[Record set — start]
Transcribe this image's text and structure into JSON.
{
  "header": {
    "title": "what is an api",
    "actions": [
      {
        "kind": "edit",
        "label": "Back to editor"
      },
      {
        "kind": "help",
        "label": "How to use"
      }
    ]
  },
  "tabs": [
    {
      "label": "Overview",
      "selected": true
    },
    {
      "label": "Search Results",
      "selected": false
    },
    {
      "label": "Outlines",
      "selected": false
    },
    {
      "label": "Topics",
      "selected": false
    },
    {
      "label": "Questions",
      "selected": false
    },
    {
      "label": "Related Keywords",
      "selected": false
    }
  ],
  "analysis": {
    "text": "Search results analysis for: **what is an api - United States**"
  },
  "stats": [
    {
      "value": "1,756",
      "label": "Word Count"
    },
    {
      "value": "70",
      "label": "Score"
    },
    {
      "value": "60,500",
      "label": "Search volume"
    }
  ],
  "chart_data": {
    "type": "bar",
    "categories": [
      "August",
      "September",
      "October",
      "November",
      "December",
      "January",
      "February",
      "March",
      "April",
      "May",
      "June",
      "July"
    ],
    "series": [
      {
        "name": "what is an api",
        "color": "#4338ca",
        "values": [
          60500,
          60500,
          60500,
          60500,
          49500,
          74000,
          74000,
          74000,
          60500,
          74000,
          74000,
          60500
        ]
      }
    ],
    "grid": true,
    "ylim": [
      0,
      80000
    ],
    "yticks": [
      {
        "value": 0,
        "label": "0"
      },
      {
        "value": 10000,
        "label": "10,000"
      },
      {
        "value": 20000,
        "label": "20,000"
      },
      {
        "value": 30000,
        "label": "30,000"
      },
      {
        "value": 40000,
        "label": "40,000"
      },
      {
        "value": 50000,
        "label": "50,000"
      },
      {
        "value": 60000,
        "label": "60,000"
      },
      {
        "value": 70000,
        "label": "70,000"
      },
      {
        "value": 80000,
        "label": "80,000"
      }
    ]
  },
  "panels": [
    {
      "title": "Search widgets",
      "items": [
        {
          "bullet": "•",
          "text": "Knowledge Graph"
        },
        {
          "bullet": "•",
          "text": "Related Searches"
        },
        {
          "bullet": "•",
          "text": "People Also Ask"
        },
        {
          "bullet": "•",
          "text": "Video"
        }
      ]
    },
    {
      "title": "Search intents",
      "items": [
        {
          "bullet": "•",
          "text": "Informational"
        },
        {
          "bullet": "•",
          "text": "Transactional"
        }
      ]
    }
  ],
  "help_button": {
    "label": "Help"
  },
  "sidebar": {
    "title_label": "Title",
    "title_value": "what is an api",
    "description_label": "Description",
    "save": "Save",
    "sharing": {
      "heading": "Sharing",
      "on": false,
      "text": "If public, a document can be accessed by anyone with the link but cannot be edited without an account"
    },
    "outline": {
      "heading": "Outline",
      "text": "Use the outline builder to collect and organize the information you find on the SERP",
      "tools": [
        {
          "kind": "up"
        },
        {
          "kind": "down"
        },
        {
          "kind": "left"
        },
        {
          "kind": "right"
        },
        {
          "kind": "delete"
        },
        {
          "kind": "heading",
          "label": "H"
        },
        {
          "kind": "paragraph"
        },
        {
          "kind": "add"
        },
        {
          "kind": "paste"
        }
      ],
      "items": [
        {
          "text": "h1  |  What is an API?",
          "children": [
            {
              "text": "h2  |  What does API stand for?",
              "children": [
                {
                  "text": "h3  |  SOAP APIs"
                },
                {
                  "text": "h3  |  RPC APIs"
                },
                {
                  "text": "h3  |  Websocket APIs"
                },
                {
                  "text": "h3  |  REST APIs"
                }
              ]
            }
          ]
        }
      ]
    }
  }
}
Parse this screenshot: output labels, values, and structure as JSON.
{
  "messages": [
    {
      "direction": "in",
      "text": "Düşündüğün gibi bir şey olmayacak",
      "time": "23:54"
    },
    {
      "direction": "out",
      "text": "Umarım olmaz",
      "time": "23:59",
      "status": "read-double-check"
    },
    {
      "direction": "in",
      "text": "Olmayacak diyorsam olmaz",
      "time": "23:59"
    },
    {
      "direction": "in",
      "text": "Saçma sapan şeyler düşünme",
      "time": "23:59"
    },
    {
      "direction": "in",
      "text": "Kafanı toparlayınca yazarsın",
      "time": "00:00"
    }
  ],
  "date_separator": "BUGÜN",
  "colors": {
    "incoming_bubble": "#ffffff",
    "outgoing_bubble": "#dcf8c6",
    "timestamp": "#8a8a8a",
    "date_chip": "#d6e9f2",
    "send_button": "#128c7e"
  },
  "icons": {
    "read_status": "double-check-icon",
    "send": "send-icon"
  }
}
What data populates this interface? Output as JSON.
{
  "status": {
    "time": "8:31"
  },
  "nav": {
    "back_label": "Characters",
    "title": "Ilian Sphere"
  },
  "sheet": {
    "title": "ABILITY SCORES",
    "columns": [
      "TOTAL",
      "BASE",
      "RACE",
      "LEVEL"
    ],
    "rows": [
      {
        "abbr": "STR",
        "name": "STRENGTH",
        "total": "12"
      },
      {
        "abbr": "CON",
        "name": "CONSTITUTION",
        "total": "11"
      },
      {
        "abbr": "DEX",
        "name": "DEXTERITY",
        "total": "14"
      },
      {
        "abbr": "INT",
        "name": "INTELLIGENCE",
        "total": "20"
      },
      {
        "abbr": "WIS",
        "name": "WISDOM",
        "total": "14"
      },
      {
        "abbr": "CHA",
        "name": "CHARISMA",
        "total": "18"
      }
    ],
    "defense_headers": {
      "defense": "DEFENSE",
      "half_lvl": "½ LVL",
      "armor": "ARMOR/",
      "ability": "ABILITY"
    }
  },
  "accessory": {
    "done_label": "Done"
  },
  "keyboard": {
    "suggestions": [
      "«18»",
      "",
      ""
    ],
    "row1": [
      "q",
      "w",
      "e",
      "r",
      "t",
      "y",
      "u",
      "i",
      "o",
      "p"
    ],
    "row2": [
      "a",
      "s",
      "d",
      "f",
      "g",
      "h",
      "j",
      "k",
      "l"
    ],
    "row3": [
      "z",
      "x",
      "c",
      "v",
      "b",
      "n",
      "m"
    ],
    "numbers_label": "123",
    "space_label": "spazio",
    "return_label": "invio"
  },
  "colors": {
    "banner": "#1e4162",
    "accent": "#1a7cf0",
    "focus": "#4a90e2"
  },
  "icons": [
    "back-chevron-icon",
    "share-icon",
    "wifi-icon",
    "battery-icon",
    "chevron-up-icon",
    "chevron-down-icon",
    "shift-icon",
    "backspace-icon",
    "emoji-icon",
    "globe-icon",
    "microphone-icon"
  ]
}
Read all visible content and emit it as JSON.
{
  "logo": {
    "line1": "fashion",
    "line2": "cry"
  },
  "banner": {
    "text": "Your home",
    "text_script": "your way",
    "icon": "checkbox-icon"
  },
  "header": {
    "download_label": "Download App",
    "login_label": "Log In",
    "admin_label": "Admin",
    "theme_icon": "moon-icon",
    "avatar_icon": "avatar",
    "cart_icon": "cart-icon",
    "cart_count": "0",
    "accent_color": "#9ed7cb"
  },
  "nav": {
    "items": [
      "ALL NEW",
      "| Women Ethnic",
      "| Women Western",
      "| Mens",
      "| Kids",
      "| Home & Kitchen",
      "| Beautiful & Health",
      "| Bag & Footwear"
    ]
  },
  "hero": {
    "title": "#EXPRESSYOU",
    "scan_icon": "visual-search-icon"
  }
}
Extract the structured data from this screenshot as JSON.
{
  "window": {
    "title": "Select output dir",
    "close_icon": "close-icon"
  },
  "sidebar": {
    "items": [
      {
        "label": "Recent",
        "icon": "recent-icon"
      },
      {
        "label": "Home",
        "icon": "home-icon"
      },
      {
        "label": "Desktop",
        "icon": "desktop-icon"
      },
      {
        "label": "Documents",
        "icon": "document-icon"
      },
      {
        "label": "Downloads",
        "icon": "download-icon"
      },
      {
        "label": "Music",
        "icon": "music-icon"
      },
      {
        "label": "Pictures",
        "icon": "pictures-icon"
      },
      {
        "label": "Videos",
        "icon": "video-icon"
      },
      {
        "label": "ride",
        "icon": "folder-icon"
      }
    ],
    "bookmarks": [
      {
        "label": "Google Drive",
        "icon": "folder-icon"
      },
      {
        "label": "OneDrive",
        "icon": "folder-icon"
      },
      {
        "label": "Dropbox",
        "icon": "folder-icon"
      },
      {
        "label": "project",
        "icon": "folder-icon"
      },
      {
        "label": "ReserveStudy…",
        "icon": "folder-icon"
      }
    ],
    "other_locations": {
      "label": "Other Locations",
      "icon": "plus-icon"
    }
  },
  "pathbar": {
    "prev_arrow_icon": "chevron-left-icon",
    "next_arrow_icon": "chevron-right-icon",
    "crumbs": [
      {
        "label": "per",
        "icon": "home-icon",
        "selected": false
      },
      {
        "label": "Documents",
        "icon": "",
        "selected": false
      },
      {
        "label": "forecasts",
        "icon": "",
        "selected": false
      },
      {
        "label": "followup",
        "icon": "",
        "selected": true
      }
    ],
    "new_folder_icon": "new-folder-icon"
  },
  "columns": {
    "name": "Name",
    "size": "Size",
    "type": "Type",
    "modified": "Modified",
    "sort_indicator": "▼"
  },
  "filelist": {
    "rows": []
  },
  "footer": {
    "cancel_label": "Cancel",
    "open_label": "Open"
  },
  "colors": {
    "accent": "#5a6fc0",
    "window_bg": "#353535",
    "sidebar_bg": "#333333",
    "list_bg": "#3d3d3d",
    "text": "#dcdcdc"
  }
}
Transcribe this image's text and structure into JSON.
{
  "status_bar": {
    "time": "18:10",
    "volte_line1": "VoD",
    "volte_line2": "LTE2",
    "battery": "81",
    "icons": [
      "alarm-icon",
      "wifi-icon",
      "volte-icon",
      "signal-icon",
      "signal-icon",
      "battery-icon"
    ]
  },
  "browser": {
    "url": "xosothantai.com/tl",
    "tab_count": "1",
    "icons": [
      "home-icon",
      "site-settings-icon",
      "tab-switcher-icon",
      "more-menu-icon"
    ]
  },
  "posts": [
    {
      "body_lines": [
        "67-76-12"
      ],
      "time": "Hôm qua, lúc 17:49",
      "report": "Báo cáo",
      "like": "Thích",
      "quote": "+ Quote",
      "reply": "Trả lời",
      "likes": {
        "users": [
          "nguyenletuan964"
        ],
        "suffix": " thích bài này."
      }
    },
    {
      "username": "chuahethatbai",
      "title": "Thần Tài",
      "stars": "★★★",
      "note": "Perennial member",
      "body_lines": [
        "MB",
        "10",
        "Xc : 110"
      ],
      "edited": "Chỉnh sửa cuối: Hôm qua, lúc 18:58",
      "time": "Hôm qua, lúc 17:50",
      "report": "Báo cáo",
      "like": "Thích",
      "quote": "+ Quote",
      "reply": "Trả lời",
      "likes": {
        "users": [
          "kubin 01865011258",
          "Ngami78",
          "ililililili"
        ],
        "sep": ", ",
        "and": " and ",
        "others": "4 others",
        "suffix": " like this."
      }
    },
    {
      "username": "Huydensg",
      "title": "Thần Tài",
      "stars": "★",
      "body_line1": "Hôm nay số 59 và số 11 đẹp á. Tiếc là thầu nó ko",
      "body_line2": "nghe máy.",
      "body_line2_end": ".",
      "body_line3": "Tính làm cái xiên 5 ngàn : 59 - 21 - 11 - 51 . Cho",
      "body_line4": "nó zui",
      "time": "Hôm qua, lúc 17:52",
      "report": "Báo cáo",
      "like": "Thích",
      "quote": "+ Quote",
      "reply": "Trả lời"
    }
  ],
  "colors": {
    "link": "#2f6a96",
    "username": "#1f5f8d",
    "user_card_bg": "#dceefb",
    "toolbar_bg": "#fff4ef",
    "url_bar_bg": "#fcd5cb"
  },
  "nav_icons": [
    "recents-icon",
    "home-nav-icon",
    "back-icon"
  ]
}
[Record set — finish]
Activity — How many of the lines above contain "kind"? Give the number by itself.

Result of the exercise — 11